AB - The marmoset is an emerging animal model for large-scale attempts to understand primate brain connectivity, but achieving this aim requires the development and validation of procedures for normalization and integration of results from many neuroanatomical experiments. Here we describe a computational pipeline for coregistration of retrograde tracing data on connections of cortical areas into a 3D marmoset brain template, generated from Nissl-stained sections. The procedure results in a series of spatial transformations that are applied to the coordinates of labeled neurons in the different cases, bringing them into common stereotaxic space. We applied this procedure to 17 injections, placed in the frontal lobe of nine marmosets as part of earlier studies. Visualizations of cortical patterns of connections revealed by these injections are supplied as Supplementary Materials. Comparison between the results of the automated and human-based processing of these cases reveals that the centers of injection sites can be reconstructed, on average, to within 0.6 mm of coordinates estimated by an experienced neuroanatomist. Moreover, cell counts obtained in different areas by the automated approach are highly correlated (r = 0.83) with those obtained by an expert, who examined in detail histological sections for each individual. The present procedure enables comparison and visualization of large datasets, which in turn opens the way for integration and analysis of results from many animals. Its versatility, including applicability to archival materials, may reduce the number of additional experiments required to produce the first detailed cortical connectome of a primate brain.

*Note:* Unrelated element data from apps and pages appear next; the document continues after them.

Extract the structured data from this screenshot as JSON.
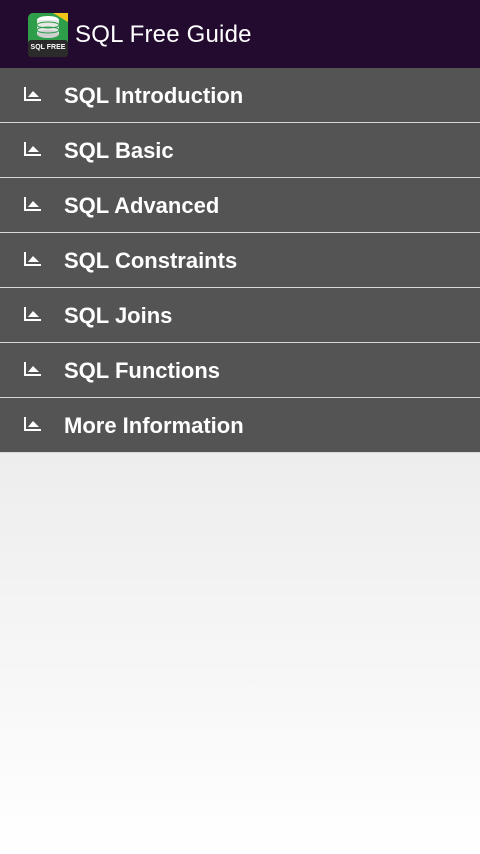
{
  "app": {
    "title": "SQL Free Guide",
    "icon": "sql-database-app-icon",
    "icon_text": "SQL FREE"
  },
  "colors": {
    "action_bar": "#230b2f",
    "menu_item_bg": "#545454",
    "menu_text": "#ffffff",
    "divider": "#d8d8d8",
    "icon_green": "#2e9e4a"
  },
  "menu": {
    "items": [
      {
        "label": "SQL Introduction",
        "icon": "chart-bullet-icon"
      },
      {
        "label": "SQL Basic",
        "icon": "chart-bullet-icon"
      },
      {
        "label": "SQL Advanced",
        "icon": "chart-bullet-icon"
      },
      {
        "label": "SQL Constraints",
        "icon": "chart-bullet-icon"
      },
      {
        "label": "SQL Joins",
        "icon": "chart-bullet-icon"
      },
      {
        "label": "SQL Functions",
        "icon": "chart-bullet-icon"
      },
      {
        "label": "More Information",
        "icon": "chart-bullet-icon"
      }
    ]
  }
}
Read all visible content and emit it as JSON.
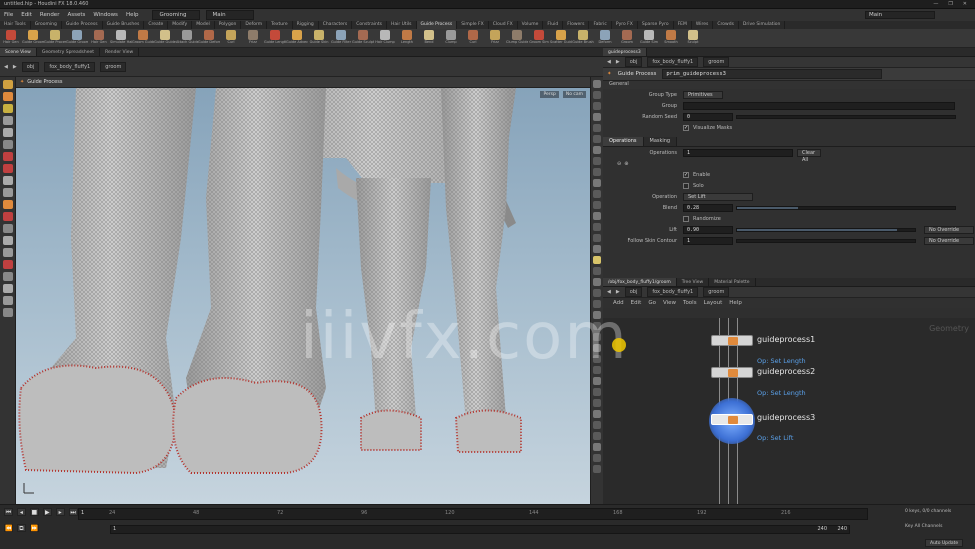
{
  "window": {
    "title": "untitled.hip - Houdini FX 18.0.460",
    "buttons": [
      "—",
      "❐",
      "✕"
    ]
  },
  "menu": {
    "items": [
      "File",
      "Edit",
      "Render",
      "Assets",
      "Windows",
      "Help"
    ],
    "desktop": "Grooming",
    "mode": "Main",
    "search": "Main"
  },
  "shelf_tabs": [
    "Hair Tools",
    "Grooming",
    "Guide Process",
    "Guide Brushes",
    "Create",
    "Modify",
    "Model",
    "Polygon",
    "Deform",
    "Texture",
    "Rigging",
    "Characters",
    "Constraints",
    "Hair Utils",
    "Guide Process",
    "Simple FX",
    "Cloud FX",
    "Volume",
    "Fluid",
    "Flowers",
    "Fabric",
    "Pyro FX",
    "Sparse Pyro",
    "FEM",
    "Wires",
    "Crowds",
    "Drive Simulation"
  ],
  "shelf_tools": [
    "Hair Gen",
    "Guide Groom",
    "Guide Process",
    "Guide Groom",
    "Hair Gen",
    "Simulate Hair",
    "Groom Guides",
    "Guide Guide",
    "Attach Guides",
    "Guide Deform",
    "Curl",
    "Frizz",
    "Guide Length",
    "Guide Advect",
    "Guide Skin",
    "Guide Filter",
    "Guide Sculpt",
    "Hair Clump",
    "Length",
    "Bend",
    "Clump",
    "Curl",
    "Frizz",
    "Clump Guides",
    "Groom Sim",
    "Scatter Guides",
    "Guide Brush",
    "Deform",
    "Groom",
    "Guide Sim",
    "Smooth",
    "Sculpt"
  ],
  "shelf_colors": [
    "#c44a3a",
    "#d8a24a",
    "#c8b26a",
    "#8ca3b8",
    "#a46a52",
    "#b8b8b8",
    "#c07a46",
    "#d2c08a",
    "#9a9a9a",
    "#b06848",
    "#c4a45a",
    "#8e7c6a"
  ],
  "left_pane": {
    "tabs": [
      "Scene View",
      "Geometry Spreadsheet",
      "Render View"
    ],
    "path": [
      "obj",
      "fox_body_fluffy1",
      "groom"
    ],
    "viewport_title": "Guide Process",
    "view_buttons": [
      "Persp",
      "No cam"
    ]
  },
  "params": {
    "tabs": [
      "guideprocess3"
    ],
    "path": [
      "obj",
      "fox_body_fluffy1",
      "groom"
    ],
    "node_type": "Guide Process",
    "node_path": "prim_guideprocess3",
    "general_label": "General",
    "rows": {
      "group_type_label": "Group Type",
      "group_type": "Primitives",
      "group_label": "Group",
      "random_seed_label": "Random Seed",
      "random_seed": "0",
      "visualize_label": "Visualize Masks"
    },
    "op_tabs": [
      "Operations",
      "Masking"
    ],
    "operations_label": "Operations",
    "operations_count": "1",
    "clear_label": "Clear All",
    "enable_label": "Enable",
    "solo_label": "Solo",
    "operation_label": "Operation",
    "operation": "Set Lift",
    "blend_label": "Blend",
    "blend": "0.28",
    "randomize_label": "Randomize",
    "lift_label": "Lift",
    "lift": "0.90",
    "override_label": "No Override",
    "follow_label": "Follow Skin Contour",
    "follow": "1",
    "override2_label": "No Override",
    "sliders": {
      "blend": 0.28,
      "lift": 0.9
    }
  },
  "network": {
    "tabs": [
      "/obj/fox_body_fluffy1/groom",
      "Tree View",
      "Material Palette"
    ],
    "path": [
      "obj",
      "fox_body_fluffy1",
      "groom"
    ],
    "menu": [
      "Add",
      "Edit",
      "Go",
      "View",
      "Tools",
      "Layout",
      "Help"
    ],
    "context_label": "Geometry",
    "nodes": [
      {
        "name": "guideprocess1",
        "op": "Op: Set Length"
      },
      {
        "name": "guideprocess2",
        "op": "Op: Set Length"
      },
      {
        "name": "guideprocess3",
        "op": "Op: Set Lift"
      }
    ]
  },
  "timeline": {
    "start": "1",
    "end": "240",
    "current": "1",
    "end_field": "240",
    "ticks": [
      "24",
      "48",
      "72",
      "96",
      "120",
      "144",
      "168",
      "192",
      "216"
    ],
    "auto_update": "Auto Update",
    "keys1": "0 keys, 0/0 channels",
    "keys2": "Key All Channels"
  },
  "watermark": "iiivfx.com",
  "colors": {
    "accent_orange": "#e08a3c",
    "node_blue": "#5aa0e8",
    "viewport_sky": "#9db4c6",
    "fur_gray": "#c2c2c2",
    "fur_red": "#b4302a"
  }
}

KW - digital atlas

KW - marmoset

KW - cerebral cortex

KW - neuroanatomical tracing

KW - image registration

KW - Nissl staining

KW - brain template

UR - http://www.ncbi.nlm.nih.gov/pubmed/27099164

U2 - 10.1002/cne.24023

DO - 10.1002/cne.24023

M3 - Article

VL - 524

SP - 2161

EP - 2181

JO - Journal of Comparative Neurology

JF - Journal of Comparative Neurology

SN - 0021-9967

IS - 11

ER -